WHAT THE TASK REQUIRES >>
For the listing underneath, give the count of lines containing the string "kind" and nothing further.

THE INPUT >>

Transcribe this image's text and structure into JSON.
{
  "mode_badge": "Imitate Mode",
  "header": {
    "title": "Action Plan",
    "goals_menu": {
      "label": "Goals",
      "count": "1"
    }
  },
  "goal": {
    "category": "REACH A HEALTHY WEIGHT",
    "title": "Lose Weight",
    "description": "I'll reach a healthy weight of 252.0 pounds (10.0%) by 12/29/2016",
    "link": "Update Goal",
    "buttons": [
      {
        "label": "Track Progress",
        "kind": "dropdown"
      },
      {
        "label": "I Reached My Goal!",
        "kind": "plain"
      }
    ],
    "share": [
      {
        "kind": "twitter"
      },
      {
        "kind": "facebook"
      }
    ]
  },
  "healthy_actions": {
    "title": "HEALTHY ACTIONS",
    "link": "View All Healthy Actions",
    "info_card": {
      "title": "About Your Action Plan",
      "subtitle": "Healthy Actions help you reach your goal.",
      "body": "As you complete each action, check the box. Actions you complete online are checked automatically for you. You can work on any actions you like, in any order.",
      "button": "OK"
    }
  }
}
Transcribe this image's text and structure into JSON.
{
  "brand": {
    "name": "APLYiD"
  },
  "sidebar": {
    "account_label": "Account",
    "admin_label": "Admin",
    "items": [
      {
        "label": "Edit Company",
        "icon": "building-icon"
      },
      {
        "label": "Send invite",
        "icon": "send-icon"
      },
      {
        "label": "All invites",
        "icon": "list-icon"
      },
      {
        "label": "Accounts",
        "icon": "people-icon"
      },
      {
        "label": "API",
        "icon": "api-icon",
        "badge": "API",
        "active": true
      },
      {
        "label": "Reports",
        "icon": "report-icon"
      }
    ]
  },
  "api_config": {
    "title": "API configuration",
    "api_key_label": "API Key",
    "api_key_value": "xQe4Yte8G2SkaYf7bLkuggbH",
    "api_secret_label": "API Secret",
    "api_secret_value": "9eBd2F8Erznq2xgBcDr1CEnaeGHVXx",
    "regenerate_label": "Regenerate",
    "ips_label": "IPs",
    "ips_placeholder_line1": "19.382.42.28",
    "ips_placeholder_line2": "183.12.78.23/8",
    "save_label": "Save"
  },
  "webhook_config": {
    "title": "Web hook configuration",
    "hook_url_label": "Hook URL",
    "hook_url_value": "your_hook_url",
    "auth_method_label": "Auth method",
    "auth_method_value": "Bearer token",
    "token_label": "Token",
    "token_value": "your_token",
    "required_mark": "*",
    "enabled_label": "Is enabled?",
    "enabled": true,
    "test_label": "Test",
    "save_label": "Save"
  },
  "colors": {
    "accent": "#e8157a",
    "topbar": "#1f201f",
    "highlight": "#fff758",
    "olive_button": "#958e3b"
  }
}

WRITTEN ANSWER >>
4